“These exact numbers will be released later,” Duncan said. “These sales tax numbers keep hanging on.

“We had a session on this when we were in Columbus [at the County Commissioners Association of Ohio’s winter conference] last week, and it appears to be true statewide, with the exception of some of the larger counties. “

Duncan added that sales tax numbers are expected to remain stable in 2022, although Fawley said it will likely depend “on what the federal government ends up doing to give people the money. extra money “.

• Britton announced that the commission plans to hold its last meeting of 2021 on Wednesday, December 22, barring any last-minute business.

“We hope that whatever needs to be moved will be moved and our budget will be finalized by then,” said Britton.

In another action, the commissioners approved a long list of year-end resolutions, each by a 3-0 vote:

• An additional credit from unforeseen income from A-00 commissioners in the amount of $ 30,942.80.

• A request for reimbursement of a previous advance from O-08 RFL Debt Retirement to A-00 General Fund in the amount of $ 73,000 (Res. 15-302 and 16-337).

• A request to create a new position in the P-03 RFL Sewer District, advance and allotment of $ 100,000 from unrestricted funds. The commissioners are also asking for the reimbursement of an earlier advance from the P-03 RFL sewer district to the general fund in the amount of $ 100,000 (resolution no. 16-336).

• A resolution determining that the advances must in fact be reclassified as a transfer (the reimbursement of which is no longer expected).

• A budget modification in the certificate of title budget in the amount of $ 5,000.

• An additional appropriation from unallocated funds in the Sheriff’s Budget in the amount of $ 314.81.

• An additional credit from unrestricted funds in the amount of $ 10,000 to S-00, Outgoing Transfers. A transfer from S-00, Board of Developmental Disabilities to S-87, Help Me Grow Fund, in the amount of $ 10,000, is also authorized.

• A request to create a new position in T-30 PSI Transfers Out. The Commissioners also authorize a transfer in the amount of $ 1.75 from refunds to outgoing transfers in the T30.
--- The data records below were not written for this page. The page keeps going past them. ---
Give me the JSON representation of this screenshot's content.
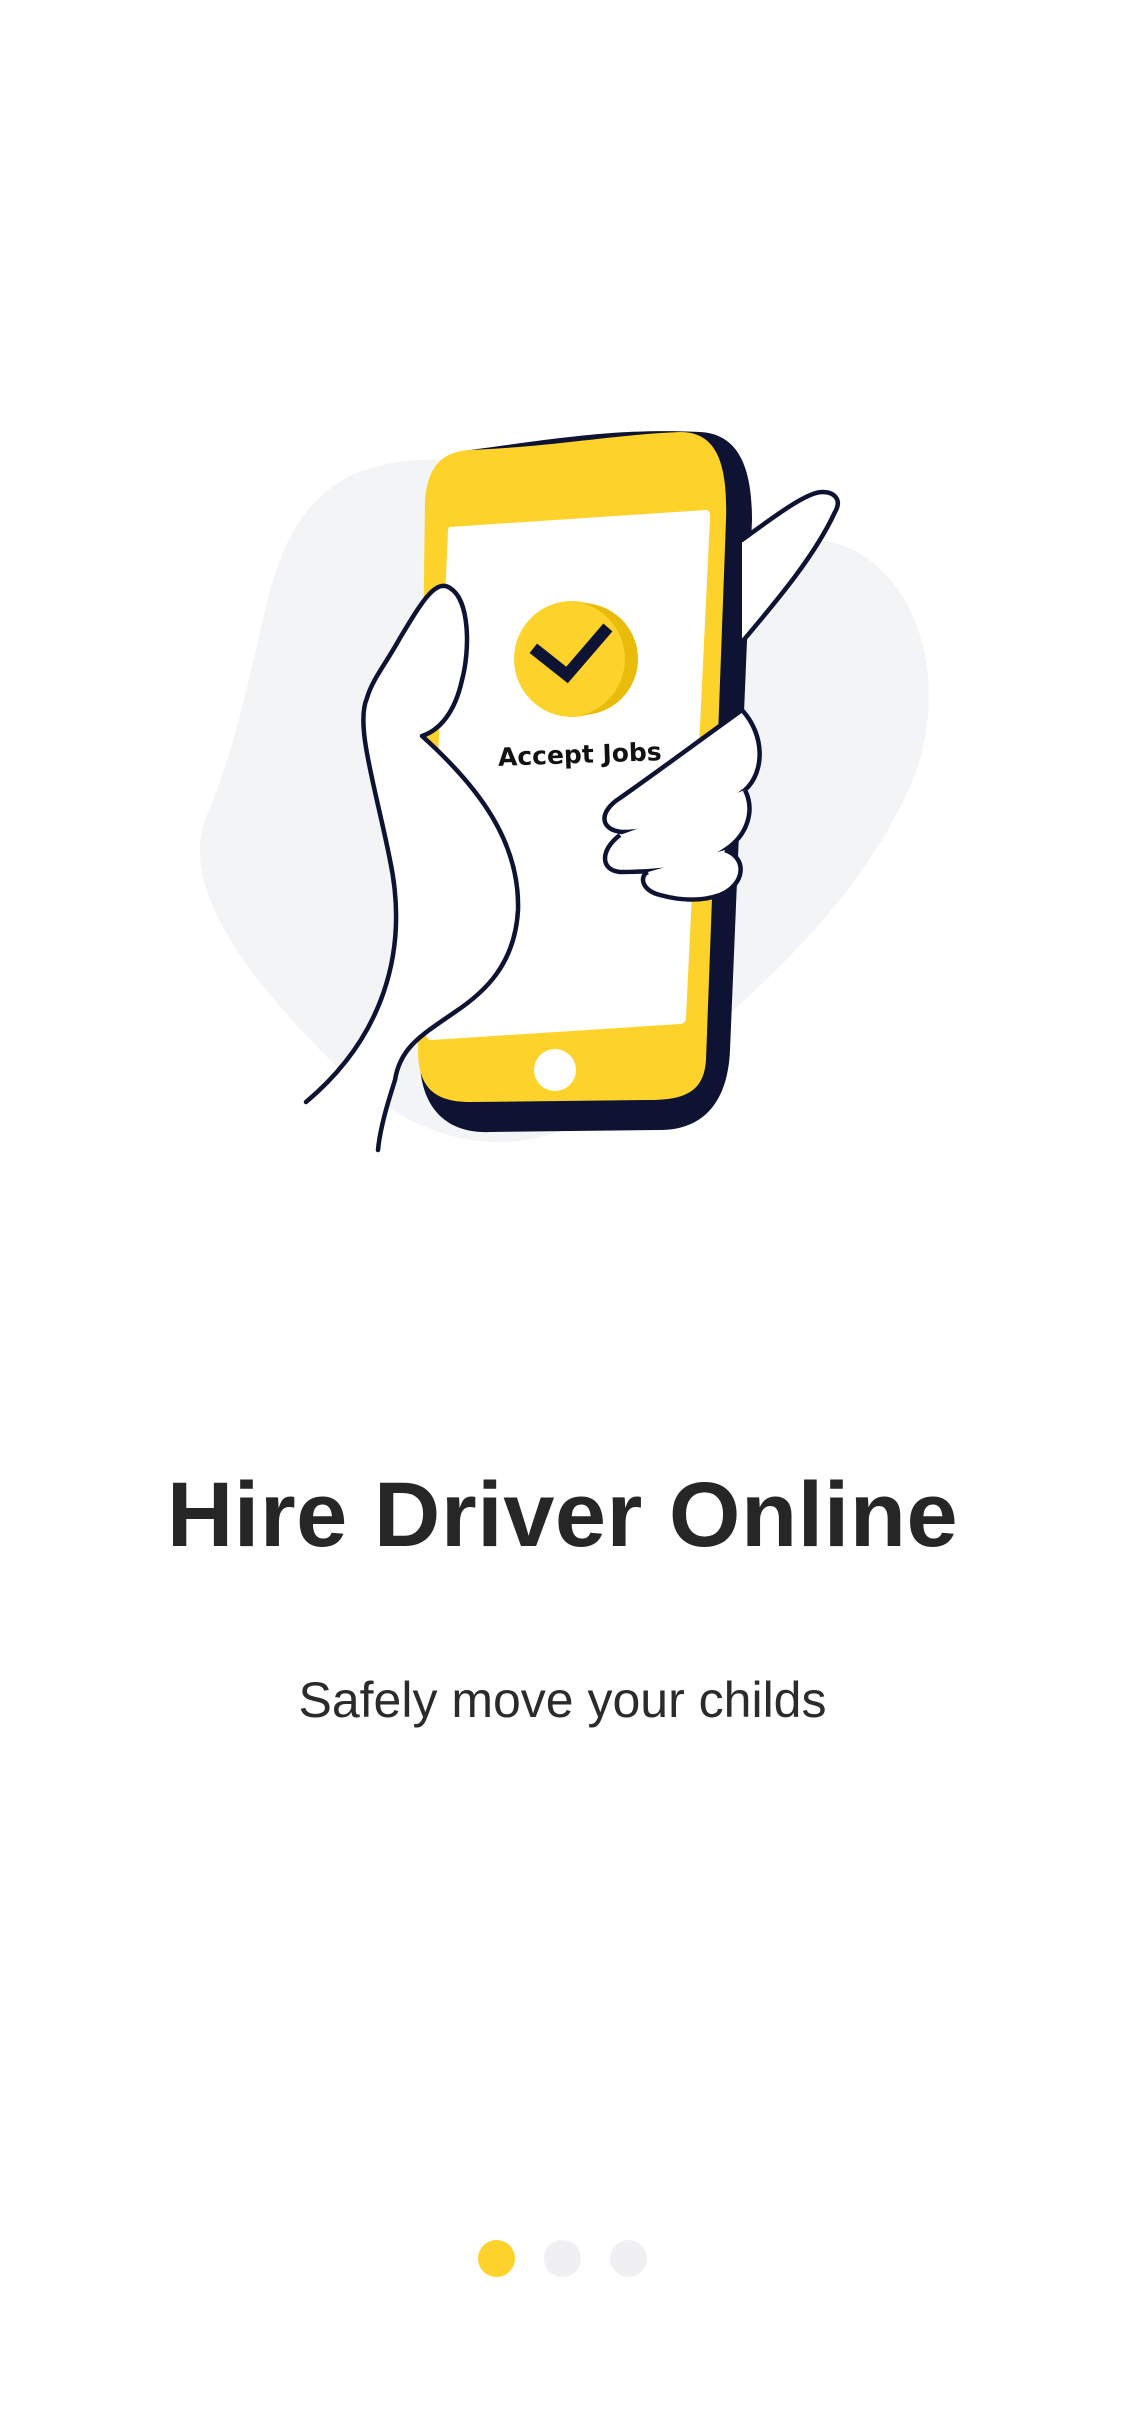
{
  "illustration": {
    "screen_label": "Accept Jobs",
    "icon": "check-circle-icon"
  },
  "onboarding": {
    "title": "Hire Driver Online",
    "subtitle": "Safely move your childs"
  },
  "pager": {
    "total": 3,
    "active_index": 0
  },
  "colors": {
    "accent": "#FDD22B",
    "phone_shadow": "#0E1333",
    "blob": "#F3F4F6",
    "title": "#262626",
    "inactive_dot": "#F0F0F2"
  }
}
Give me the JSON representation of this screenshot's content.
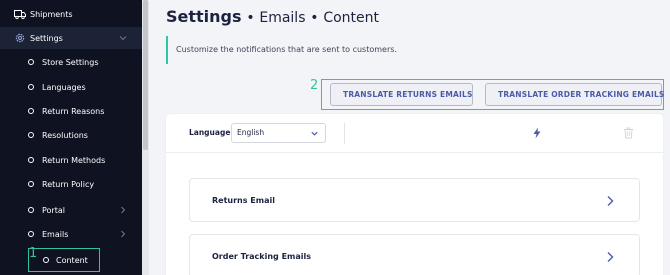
{
  "sidebar": {
    "shipments_label": "Shipments",
    "settings_label": "Settings",
    "sub_items": [
      {
        "label": "Store Settings"
      },
      {
        "label": "Languages"
      },
      {
        "label": "Return Reasons"
      },
      {
        "label": "Resolutions"
      },
      {
        "label": "Return Methods"
      },
      {
        "label": "Return Policy"
      },
      {
        "label": "Portal"
      },
      {
        "label": "Emails"
      },
      {
        "label": "Content"
      }
    ],
    "icons": {
      "shipments": "truck-icon",
      "settings": "gear-icon"
    }
  },
  "annotations": {
    "step1": "1",
    "step2": "2"
  },
  "header": {
    "title": "Settings",
    "sep1": "•",
    "crumb1": "Emails",
    "sep2": "•",
    "crumb2": "Content"
  },
  "notice": {
    "text": "Customize the notifications that are sent to customers."
  },
  "actions": {
    "translate_returns": "TRANSLATE RETURNS EMAILS",
    "translate_tracking": "TRANSLATE ORDER TRACKING EMAILS"
  },
  "toolbar": {
    "language_label": "Language",
    "language_value": "English"
  },
  "email_list": [
    {
      "label": "Returns Email"
    },
    {
      "label": "Order Tracking Emails"
    }
  ],
  "colors": {
    "accent": "#2fc3a0",
    "sidebar_bg": "#0f1221",
    "button_text": "#4b5ba8"
  }
}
• A budget modification within T-33 Community Control in the amount of $ 75,000.

• A budgetary modification within the budget of the commissioners in the amount of $ 2,000.

• An allocation of unallocated funds in S-85 in the amount of $ 300,000. A transfer from the S-58 Children’s Emergency Fund to S-03 is also requested in the amount of $ 300,000.

• An additional credit from unforeseen income from the Local Relief Fund for the S-22 coronavirus in the amount of $ 736.01.

The following contracts were approved by a 3-0 vote:

• A CSEA Administrative Hearing Officer IV-D contract with Adam J. King from January 1 to December 31, 2022.

• An independent contractual agreement with Unger Construction, LTD from Jan. 1 to Dec. 31, 2022. Duncan said the county is using this company “to do repair work on sewer issues” in Rocky Fork Lake.

• A contract between the Highland County Recorder and Montgomery County Microfilming for their archive center and archives for 2022.

• A housing revolving loan fund administration agreement with the Ohio Department of Development from January 1, 2022 to December 31, 2026.